The Clippers lost the game because they became complacent and because the greatest player on the planet wanted them to lose. Here's the thing: after holding Cleveland to 17, 17 and 18 in the first three quarters of the game, the Cavs put up 35 in the final quarter - more than double their quarterly average to that point. Complacency? Let's see, we're ahead by 17 with one quarter left, and our defense has held them to 17.3 points per quarter so far. It's not the least bit surprising that they were walking the ball up - they were absolutely certain that all they had to do was continue playing defense and they would win the game. It's almost always a mistake to think that way, as it was this time. But again, not overly surprising.
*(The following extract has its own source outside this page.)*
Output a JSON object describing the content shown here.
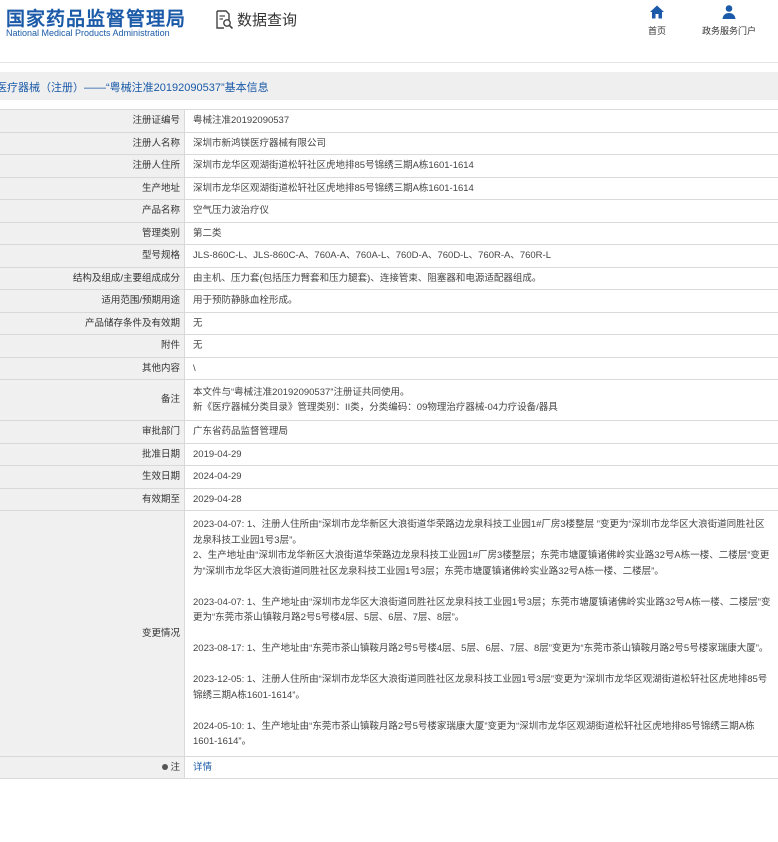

And by the way, I didn't think their defense in the last quarter was that poor. There were a few bad plays: the pick and roll where Z got a layup because Randolph had his head turned and didn't rotate; the missed box out by Eric Gordon on Booby Gibson. (Gordon complained after that play that he was pushed by Gibson, which frankly pissed me off all the more - you've got like 40 pounds on Gibson and could bench press him - here's an idea, box out, hold your position, and get the damn rebound. I'm fine with EJ losing Rookie of the Year for his lackluster rebounding alone.) On the winning three pointer, the Clippers played dare I say great defense until the final rotation - Baron and Thornton failed to communicate and both closed on Gibson when one of them should have gone to the wide open Mo Williams. But for anyone who thinks it's easy stopping LeBron James, go back and review what happened in the 2007 playoffs against the Pistons. Oh, and the Pistons actually had something to play for in that one, whereas the Clippers get more ping pong balls for losing.
Still 53 hours to go before tip off in Denver. Keep chewing on it, but let's hope no one has to actually chew their arm off to get out of this Clippers trap. I'm not sure who's going to get to the point-by-point Sports Guy rebuttal - me or Citizen Zhiv. But I know it's coming. We have time.